The November 2020 election led to a major turnover on the Pinal County Board of Supervisors, with all five seats on the ballot and three of them changing hands.
The board expanded from three to five members in 2014, so this is the first time the expanded lineup has seen this much change. It’s also the first time all 11 of the County’s elected officials have been Republicans, between the five supervisors and six other offices including sheriff, recorder and County attorney.
Most of the winners, including the three new supervisors, were sworn into office Dec. 21.
Supervisor Kevin Cavanaugh
Cavanaugh, a Coolidge resident, represents District 1, which includes Coolidge, Florence, Superior, Kearney and Mammoth. He defeated former Supervisor Pete Rios, a Democrat, in the general election.
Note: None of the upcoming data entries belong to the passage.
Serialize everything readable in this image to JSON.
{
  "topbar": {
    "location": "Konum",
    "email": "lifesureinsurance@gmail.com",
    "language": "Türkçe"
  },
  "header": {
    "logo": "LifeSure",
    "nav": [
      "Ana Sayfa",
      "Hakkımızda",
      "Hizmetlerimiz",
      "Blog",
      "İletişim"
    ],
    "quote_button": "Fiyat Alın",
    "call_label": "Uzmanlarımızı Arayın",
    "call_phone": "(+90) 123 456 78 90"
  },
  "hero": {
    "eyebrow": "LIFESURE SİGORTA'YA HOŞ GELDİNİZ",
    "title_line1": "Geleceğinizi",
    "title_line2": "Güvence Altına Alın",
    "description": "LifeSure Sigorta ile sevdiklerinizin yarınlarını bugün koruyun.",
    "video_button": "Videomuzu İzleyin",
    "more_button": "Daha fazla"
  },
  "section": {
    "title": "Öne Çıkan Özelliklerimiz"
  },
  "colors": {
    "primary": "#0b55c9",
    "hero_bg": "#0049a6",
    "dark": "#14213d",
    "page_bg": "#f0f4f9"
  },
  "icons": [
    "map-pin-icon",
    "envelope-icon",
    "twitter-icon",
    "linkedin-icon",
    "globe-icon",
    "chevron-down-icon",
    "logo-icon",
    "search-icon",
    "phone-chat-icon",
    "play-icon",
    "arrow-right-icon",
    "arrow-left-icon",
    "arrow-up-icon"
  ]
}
He is a former law enforcement official who worked briefly for the Pinal County Sheriff’s office. He has pursued several other political offices including Pinal sheriff and the special congressional race to replace former Rep. Trent Franks, but this is his first time serving in elected office.
Cavanaugh said his priorities include “intensive customer service” for the geographically largest district, covering the central Pinal cities plus the Copper Corridor along the eastern edge.
“Understanding the issues faced by the diverse group of residents will be accomplished through pro-active outreach,” he said. “We will maintain the current offices in Florence, Mammoth and Coolidge and work to expand available staff hours.”
He added that he wants to fix neglected maintenance issues and grow new businesses in the area: “I have helped start many businesses, and I will work with our Economic Development Office to bring businesses into Pinal County District 1 and work toward establishing small-business incubation to help people in the County start their own businesses.”
Supervisor Jeff McClure
McClure of Saddlebrooke ran for the District 4 seat after former Supervisor Anthony Smith of Maricopa announced his retirement. His district includes Maricopa, Ak-Chin Indian Community, Arizona City, Saddlebrooke and Oracle.
He was a member of the Oracle Elementary School District governing board from 2012 to 2020, after a career in manufacturing wall coverings and pneumatic “money tubes” for large retailers and “ice tubes” for restaurants and casinos.
McClure said he is excited about the economic opportunities available for Pinal County and the Board of Supervisors will play a crucial role in making sure it continues in a sustainable manner.
“The inter-dependency between transportation, water, housing and education has the power to both limit and launch economic growth,” he said. “This is a critical time to be involved in shaping the future of Pinal County and ensuring it is done in a thoughtful way that benefits all residents.”
He also wants the County to approach the budgeting process by having budget analysts work with department directors throughout the process to help determine which expenditures are necessary.
Supervisor Jeff Serdy
Serdy won the District 5 supervisor position after defeating incumbent Todd House in the Republican primary.
The district includes Apache Junction, Gold Canyon and Queen Valley.
He served as mayor of the City of Apache Junction for four years until 2020 and was on the City Council for nine years before then. He is the owner of AJI Sporting Goods, a high-volume gun store in Apache Junction. “I’m a busy person. If I’m not busy I make myself busy,” he said.
He said bolstering business growth in his area is his main priority in office. “I’d like to get more going here economically, through more tourism. There’s been a lot of growth in Maricopa and Casa Grande, I feel like we’ve been left behind a little bit,” he said.
Addressing infrastructure needs in northern Pinal County, including District 2, which covers San Tan Valley, is also high on his list.
“For all of the communities to the east of Apache Junction: Gold Canyon, Peralta, they only have access from one road, and that’s the 60. If there’s an emergency you can’t get through, or traffic for the Renaissance Festival backs all the way up to Mesa. I’d really like to be able to punch another road through there,” he said.